▶ **EXERCISE DIRECTIONS**: Examine the entries and show every line in which the word "this" is found.

>>>

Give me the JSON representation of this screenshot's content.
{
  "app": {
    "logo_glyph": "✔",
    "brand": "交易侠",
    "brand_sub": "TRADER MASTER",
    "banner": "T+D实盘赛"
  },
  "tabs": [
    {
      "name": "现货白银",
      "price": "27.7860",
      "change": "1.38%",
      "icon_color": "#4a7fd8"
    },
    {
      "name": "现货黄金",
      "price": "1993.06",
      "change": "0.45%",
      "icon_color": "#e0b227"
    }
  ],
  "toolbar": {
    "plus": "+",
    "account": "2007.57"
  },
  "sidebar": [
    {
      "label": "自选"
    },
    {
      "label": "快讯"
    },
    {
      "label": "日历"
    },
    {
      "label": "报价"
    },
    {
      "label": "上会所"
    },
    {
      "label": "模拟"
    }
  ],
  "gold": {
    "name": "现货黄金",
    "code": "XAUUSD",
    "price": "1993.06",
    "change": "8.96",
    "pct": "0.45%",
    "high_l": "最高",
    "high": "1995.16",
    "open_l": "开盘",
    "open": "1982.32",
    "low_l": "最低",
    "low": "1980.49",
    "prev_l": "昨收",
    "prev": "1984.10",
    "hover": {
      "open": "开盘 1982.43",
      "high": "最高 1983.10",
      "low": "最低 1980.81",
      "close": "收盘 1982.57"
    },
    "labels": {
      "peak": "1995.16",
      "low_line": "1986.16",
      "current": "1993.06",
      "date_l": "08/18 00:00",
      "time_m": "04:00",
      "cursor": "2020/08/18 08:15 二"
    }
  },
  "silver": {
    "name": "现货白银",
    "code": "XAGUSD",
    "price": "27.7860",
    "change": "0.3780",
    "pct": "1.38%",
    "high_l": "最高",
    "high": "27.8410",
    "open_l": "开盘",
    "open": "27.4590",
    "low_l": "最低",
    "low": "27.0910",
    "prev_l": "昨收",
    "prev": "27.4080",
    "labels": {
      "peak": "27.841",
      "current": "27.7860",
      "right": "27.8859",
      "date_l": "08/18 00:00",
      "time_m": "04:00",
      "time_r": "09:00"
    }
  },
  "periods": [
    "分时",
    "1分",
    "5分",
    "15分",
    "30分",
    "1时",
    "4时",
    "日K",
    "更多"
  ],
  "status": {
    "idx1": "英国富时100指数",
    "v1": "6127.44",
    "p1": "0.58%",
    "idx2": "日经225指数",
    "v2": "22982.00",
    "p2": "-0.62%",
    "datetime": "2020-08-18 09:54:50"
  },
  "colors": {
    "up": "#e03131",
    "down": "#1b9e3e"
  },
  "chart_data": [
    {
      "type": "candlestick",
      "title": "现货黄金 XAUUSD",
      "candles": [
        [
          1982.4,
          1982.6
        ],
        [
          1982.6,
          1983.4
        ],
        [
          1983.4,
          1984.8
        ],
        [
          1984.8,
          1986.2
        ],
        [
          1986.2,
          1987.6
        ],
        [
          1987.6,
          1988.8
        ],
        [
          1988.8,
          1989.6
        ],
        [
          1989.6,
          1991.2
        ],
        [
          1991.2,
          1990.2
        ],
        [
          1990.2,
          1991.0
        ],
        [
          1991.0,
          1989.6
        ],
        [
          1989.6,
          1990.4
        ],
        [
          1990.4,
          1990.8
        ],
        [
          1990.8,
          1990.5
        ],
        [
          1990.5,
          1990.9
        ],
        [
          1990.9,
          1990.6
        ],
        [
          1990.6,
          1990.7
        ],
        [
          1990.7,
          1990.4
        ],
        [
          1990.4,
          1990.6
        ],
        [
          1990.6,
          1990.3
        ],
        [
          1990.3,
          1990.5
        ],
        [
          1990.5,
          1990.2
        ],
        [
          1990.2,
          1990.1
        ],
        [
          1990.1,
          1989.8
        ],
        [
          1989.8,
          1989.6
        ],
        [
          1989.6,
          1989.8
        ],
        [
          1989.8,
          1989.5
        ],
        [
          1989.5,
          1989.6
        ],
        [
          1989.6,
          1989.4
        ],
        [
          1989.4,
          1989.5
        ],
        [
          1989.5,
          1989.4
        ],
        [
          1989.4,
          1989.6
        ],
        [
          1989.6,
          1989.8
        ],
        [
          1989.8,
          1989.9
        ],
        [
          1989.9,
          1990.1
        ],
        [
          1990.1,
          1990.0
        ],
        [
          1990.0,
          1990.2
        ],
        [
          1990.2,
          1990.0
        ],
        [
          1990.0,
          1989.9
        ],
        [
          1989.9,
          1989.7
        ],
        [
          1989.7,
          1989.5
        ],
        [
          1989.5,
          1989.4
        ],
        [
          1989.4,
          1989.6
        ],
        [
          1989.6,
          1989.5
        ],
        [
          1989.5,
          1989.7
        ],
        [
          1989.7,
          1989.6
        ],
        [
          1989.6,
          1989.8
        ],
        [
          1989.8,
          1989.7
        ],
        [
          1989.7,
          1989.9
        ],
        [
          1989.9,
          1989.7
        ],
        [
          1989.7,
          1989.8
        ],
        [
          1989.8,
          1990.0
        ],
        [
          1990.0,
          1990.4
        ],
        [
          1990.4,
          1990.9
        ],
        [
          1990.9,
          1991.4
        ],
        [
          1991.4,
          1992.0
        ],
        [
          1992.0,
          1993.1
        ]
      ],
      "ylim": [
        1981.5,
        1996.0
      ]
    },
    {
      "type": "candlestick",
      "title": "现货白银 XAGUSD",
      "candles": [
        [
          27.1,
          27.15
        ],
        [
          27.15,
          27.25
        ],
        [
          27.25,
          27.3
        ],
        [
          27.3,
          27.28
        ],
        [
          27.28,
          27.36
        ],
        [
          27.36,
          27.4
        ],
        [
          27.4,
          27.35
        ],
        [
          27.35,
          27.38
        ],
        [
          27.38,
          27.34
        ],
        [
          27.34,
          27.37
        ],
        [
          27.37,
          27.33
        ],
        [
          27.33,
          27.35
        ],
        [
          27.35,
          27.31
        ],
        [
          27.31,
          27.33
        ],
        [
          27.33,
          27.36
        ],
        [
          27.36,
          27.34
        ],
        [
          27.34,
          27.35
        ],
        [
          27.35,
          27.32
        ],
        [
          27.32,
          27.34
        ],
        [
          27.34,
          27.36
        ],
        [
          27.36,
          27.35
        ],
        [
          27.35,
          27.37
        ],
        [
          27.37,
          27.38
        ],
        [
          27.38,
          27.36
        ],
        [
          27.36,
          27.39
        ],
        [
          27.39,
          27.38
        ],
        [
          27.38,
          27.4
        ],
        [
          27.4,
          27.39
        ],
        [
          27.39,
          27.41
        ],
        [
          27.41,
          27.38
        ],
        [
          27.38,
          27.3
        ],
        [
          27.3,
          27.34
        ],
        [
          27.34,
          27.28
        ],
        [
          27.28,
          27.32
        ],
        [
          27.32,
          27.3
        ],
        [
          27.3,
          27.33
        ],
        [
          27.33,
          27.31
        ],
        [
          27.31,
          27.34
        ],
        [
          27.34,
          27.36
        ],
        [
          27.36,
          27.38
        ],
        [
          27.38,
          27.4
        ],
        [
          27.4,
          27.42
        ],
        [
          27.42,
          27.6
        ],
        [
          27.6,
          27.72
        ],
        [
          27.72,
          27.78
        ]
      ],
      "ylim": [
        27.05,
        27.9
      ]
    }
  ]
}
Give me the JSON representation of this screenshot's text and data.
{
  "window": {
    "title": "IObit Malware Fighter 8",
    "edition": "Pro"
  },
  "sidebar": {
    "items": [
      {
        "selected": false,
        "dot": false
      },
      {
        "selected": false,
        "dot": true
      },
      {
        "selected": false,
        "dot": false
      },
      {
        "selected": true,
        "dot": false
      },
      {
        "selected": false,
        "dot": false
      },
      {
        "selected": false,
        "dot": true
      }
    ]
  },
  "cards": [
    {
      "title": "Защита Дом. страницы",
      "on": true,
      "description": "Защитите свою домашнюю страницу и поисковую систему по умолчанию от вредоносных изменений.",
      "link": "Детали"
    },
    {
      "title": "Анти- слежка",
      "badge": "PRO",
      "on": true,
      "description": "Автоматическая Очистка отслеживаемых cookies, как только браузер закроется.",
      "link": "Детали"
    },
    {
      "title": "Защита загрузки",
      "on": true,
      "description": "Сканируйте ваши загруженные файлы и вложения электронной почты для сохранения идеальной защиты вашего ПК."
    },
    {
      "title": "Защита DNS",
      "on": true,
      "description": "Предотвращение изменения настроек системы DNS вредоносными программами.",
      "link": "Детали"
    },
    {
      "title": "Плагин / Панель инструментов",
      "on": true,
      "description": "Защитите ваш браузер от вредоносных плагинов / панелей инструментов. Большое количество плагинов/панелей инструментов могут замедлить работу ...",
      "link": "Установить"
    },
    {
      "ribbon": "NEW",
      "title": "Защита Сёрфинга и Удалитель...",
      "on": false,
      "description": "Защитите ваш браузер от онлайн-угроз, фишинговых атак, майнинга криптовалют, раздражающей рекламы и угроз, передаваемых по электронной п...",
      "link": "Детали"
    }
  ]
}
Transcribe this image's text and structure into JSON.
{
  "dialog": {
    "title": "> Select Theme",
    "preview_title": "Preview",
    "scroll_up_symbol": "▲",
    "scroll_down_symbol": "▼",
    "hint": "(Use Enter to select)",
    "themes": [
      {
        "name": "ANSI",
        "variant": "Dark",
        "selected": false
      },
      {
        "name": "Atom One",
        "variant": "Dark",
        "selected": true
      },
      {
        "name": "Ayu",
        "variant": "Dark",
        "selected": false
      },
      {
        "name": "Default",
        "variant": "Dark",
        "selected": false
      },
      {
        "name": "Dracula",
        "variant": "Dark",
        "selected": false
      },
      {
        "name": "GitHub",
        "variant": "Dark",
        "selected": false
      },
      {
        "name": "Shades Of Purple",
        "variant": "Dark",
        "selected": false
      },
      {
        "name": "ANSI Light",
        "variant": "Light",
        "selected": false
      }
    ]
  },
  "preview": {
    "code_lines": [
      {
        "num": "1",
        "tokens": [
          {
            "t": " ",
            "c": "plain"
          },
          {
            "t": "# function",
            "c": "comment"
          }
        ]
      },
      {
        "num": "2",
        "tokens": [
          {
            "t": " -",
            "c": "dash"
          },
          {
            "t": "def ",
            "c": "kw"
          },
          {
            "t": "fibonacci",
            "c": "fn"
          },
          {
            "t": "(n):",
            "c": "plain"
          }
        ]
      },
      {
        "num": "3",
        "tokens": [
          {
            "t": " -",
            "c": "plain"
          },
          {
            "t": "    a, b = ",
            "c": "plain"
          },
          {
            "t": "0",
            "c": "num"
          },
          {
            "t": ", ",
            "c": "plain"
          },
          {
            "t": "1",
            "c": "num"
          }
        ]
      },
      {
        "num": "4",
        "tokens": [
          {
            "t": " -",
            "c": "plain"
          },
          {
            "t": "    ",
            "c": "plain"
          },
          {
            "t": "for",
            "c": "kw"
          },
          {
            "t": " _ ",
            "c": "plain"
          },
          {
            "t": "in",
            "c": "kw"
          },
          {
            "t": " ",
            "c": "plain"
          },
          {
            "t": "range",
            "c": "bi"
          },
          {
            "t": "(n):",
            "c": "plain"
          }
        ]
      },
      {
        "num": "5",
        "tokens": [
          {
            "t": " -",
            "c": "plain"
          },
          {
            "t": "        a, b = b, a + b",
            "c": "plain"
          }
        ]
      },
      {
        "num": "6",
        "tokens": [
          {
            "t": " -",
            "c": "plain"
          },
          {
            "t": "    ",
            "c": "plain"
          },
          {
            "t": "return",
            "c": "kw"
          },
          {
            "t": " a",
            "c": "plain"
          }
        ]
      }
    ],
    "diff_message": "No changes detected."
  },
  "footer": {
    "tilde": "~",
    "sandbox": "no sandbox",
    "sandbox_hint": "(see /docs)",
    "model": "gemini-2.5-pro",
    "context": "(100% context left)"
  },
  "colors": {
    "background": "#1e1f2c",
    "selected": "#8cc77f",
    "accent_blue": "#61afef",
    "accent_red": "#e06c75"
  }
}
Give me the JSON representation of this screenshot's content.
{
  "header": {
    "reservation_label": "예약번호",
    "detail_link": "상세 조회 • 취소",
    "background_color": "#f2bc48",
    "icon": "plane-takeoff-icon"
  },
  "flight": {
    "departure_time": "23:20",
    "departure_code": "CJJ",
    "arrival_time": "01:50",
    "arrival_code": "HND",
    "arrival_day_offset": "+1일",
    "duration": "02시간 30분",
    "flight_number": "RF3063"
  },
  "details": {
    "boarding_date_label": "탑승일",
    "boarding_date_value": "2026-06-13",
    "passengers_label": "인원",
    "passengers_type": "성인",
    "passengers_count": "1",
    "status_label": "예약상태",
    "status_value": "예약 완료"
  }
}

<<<

▶ **TASK RESULT**:
Give me the JSON representation of this screenshot's content.
Give me the JSON representation of this screenshot's text and data.
Transcribe this image's text and structure into JSON.
Give me the JSON representation of this screenshot's content.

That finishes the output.